Understanding How Temporary Spousal Support in California Works

Temporary Spousal Support in California Fresno Alimony AttorneyTemporary spousal support is an order that comes during divorce proceedings and ends once divorce terms are agreed upon. California law allows the court to order a spouse to “pay any amount that is necessary” based on the supporting spouse’s income and the supported spouse’s needs. The goal is to maintain the standard of living both parties have been accustomed to before the separation occurred. But how does temporary spousal support in California work?

Alimony issues can be complicated, and the court considers many factors before granting or denying said support, as well as the actual amount paid. We’ll examine those factors below.

How Does the Court Calculate Temporary Spousal Support in California?

In California, calculating the amount of temporary spousal support paid relies on three main factors:

  • First, the court will examine the gross monthly income of both you and your spouse.
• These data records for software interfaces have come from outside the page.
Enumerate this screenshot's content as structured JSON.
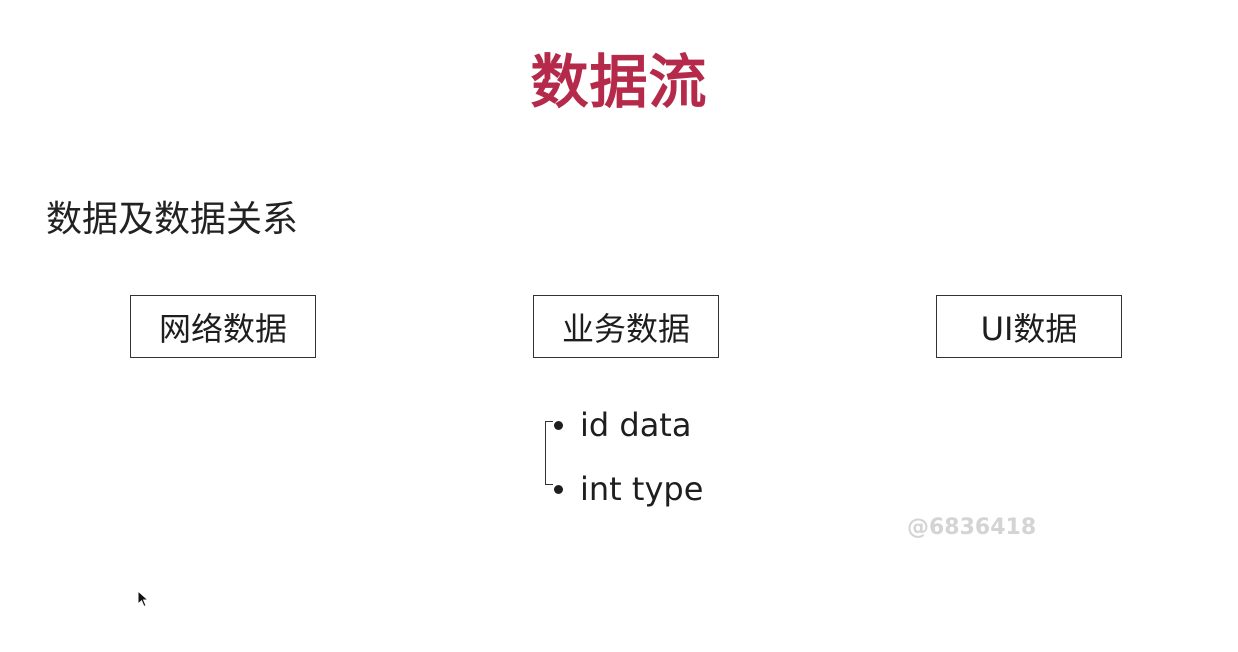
{
  "title": "数据流",
  "subtitle": "数据及数据关系",
  "boxes": {
    "network": "网络数据",
    "business": "业务数据",
    "ui": "UI数据"
  },
  "business_fields": [
    "id data",
    "int type"
  ],
  "watermark": "@6836418",
  "colors": {
    "title": "#b5294a",
    "text": "#1e1e1e",
    "watermark": "#d4d4d4"
  }
}
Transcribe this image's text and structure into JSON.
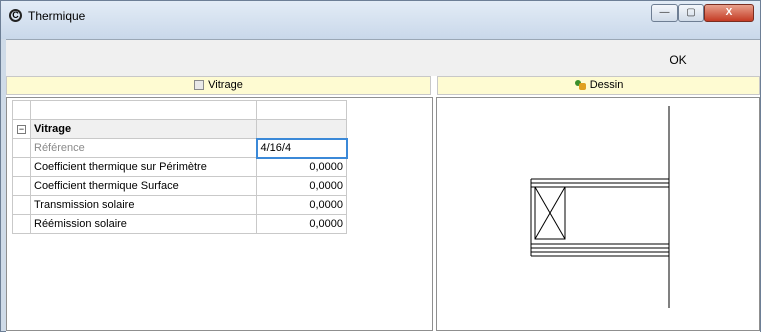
{
  "window": {
    "title": "Thermique",
    "controls": {
      "minimize": "—",
      "maximize": "▢",
      "close": "X"
    }
  },
  "toolbar": {
    "ok_label": "OK"
  },
  "tabs": [
    {
      "label": "Vitrage",
      "icon": "vitrage-icon"
    },
    {
      "label": "Dessin",
      "icon": "drawing-icon"
    }
  ],
  "properties": {
    "category": "Vitrage",
    "rows": [
      {
        "label": "Référence",
        "value": "4/16/4"
      },
      {
        "label": "Coefficient thermique sur Périmètre",
        "value": "0,0000"
      },
      {
        "label": "Coefficient thermique Surface",
        "value": "0,0000"
      },
      {
        "label": "Transmission solaire",
        "value": "0,0000"
      },
      {
        "label": "Réémission solaire",
        "value": "0,0000"
      }
    ]
  }
}
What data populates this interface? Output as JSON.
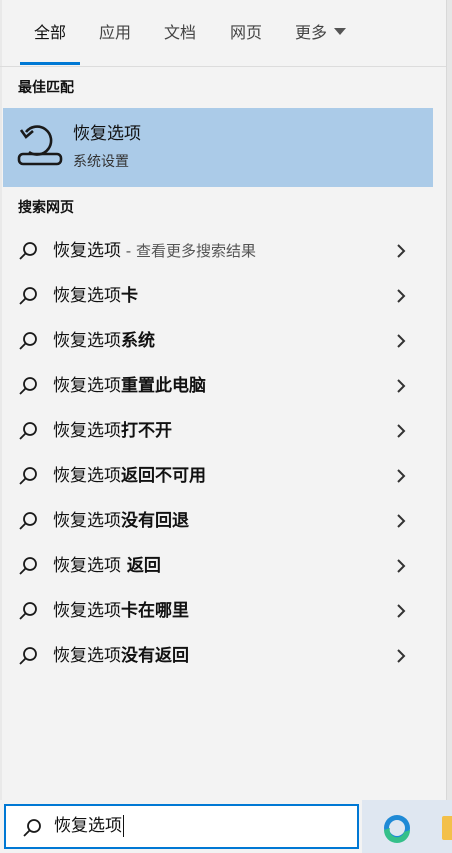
{
  "tabs": [
    {
      "label": "全部",
      "active": true
    },
    {
      "label": "应用",
      "active": false
    },
    {
      "label": "文档",
      "active": false
    },
    {
      "label": "网页",
      "active": false
    },
    {
      "label": "更多",
      "active": false
    }
  ],
  "best_match": {
    "section_title": "最佳匹配",
    "title": "恢复选项",
    "subtitle": "系统设置",
    "icon": "recovery-icon"
  },
  "web": {
    "section_title": "搜索网页",
    "results": [
      {
        "prefix": "恢复选项",
        "suffix": "",
        "hint": " - 查看更多搜索结果"
      },
      {
        "prefix": "恢复选项",
        "suffix": "卡",
        "hint": ""
      },
      {
        "prefix": "恢复选项",
        "suffix": "系统",
        "hint": ""
      },
      {
        "prefix": "恢复选项",
        "suffix": "重置此电脑",
        "hint": ""
      },
      {
        "prefix": "恢复选项",
        "suffix": "打不开",
        "hint": ""
      },
      {
        "prefix": "恢复选项",
        "suffix": "返回不可用",
        "hint": ""
      },
      {
        "prefix": "恢复选项",
        "suffix": "没有回退",
        "hint": ""
      },
      {
        "prefix": "恢复选项",
        "suffix": " 返回",
        "hint": ""
      },
      {
        "prefix": "恢复选项",
        "suffix": "卡在哪里",
        "hint": ""
      },
      {
        "prefix": "恢复选项",
        "suffix": "没有返回",
        "hint": ""
      }
    ]
  },
  "search": {
    "value": "恢复选项"
  },
  "colors": {
    "accent": "#0078d4",
    "selected": "#abcbe8",
    "background": "#f3f3f3"
  }
}
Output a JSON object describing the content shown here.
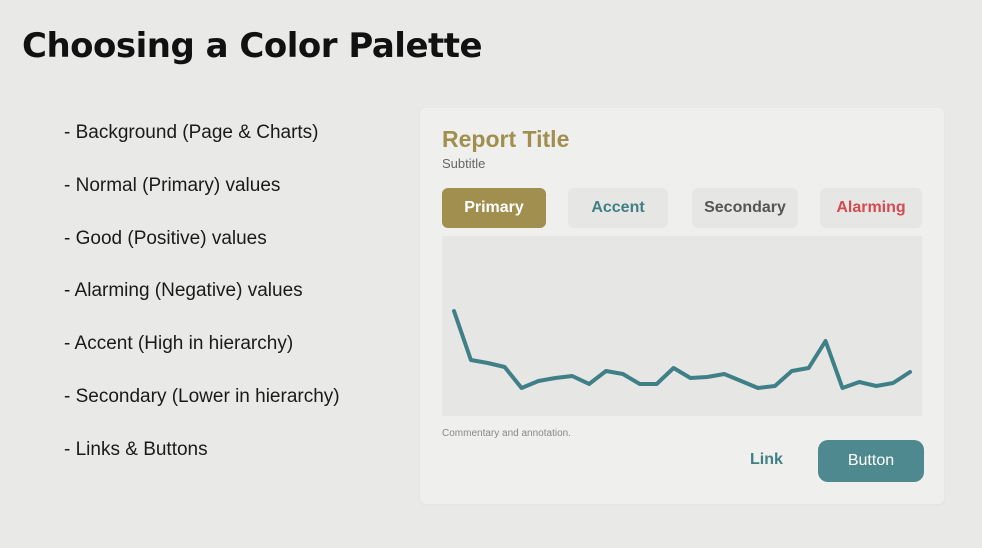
{
  "slide": {
    "title": "Choosing a Color Palette",
    "bullets": [
      "- Background (Page & Charts)",
      "- Normal (Primary) values",
      "- Good (Positive) values",
      "- Alarming (Negative) values",
      "- Accent (High in hierarchy)",
      "- Secondary (Lower in hierarchy)",
      "- Links & Buttons"
    ]
  },
  "report": {
    "title": "Report Title",
    "subtitle": "Subtitle",
    "pills": {
      "primary": "Primary",
      "accent": "Accent",
      "secondary": "Secondary",
      "alarming": "Alarming"
    },
    "commentary": "Commentary and annotation.",
    "link_label": "Link",
    "button_label": "Button"
  },
  "colors": {
    "background": "#e9e9e7",
    "card": "#efefed",
    "primary": "#a18f4f",
    "accent": "#3f7f86",
    "secondary": "#555555",
    "alarming": "#d34a50",
    "button": "#4f8990",
    "line": "#3f8088"
  },
  "chart_data": {
    "type": "line",
    "x": [
      1,
      2,
      3,
      4,
      5,
      6,
      7,
      8,
      9,
      10,
      11,
      12,
      13,
      14,
      15,
      16,
      17,
      18,
      19,
      20,
      21,
      22,
      23,
      24,
      25,
      26,
      27,
      28
    ],
    "series": [
      {
        "values": [
          85,
          36,
          33,
          29,
          8,
          15,
          18,
          20,
          12,
          25,
          22,
          12,
          12,
          28,
          18,
          19,
          22,
          15,
          8,
          10,
          25,
          28,
          55,
          8,
          14,
          10,
          13,
          24
        ]
      }
    ],
    "ylim": [
      0,
      100
    ]
  }
}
Income adjustments such as child support, taxes, and union dues, are taken into consideration when determining incomes.
  • Second, the court will look at you and your spouse’s tax-filing statuses, such as head of household, single, married and filing jointly or married and filing separately.
  • Lastly, the court will then use the provided numbers to calculate the amount through the “Santa Clara County Guideline.” While you should note that using these factors aren’t necessarily final, they will give you a good idea of what you can expect a judge to decide.

In order to get the most accurate estimate of temporary spousal support, speak to an experienced Fresno alimony attorney.

When Will the Court Deny Temporary Spousal Support?

Under California law, the court may deny temporary spousal support if one of the following factors is determined. The spouse requesting support:

  • Holds adequate separate property
  • Earns their own livelihood
  • Possesses sufficient community property
  • Is not awarded child custody

Your attorney can help you review the factors in your case and explain what to expect.

Can Temporary Spousal Support Become Permanent?

Temporary spousal support will end the day the terms of a divorce are finalized. However, beyond that, the court may order a spouse to pay long-term spousal support as well for an indefinite period of time. The duration of such payments relies heavily upon the length of marriage. Basically, the longer a marriage lasts, the longer spousal support must be paid.

For instance, for marriages of 10 years or less, the duration of spousal support is usually one-half of the length of marriage. So, a marriage of 8 years would translate to 4 years of spousal support. In contrast, for marriages of 10 years or longer the duration of spousal support is much more complicated, involving many more factors the court must consider.

Contact a Fresno Alimony Attorney Today

If you are going through a divorce or separation and have questions about temporary spousal support in California, contact the Law Offices of Rick D. Banks for a free consultation.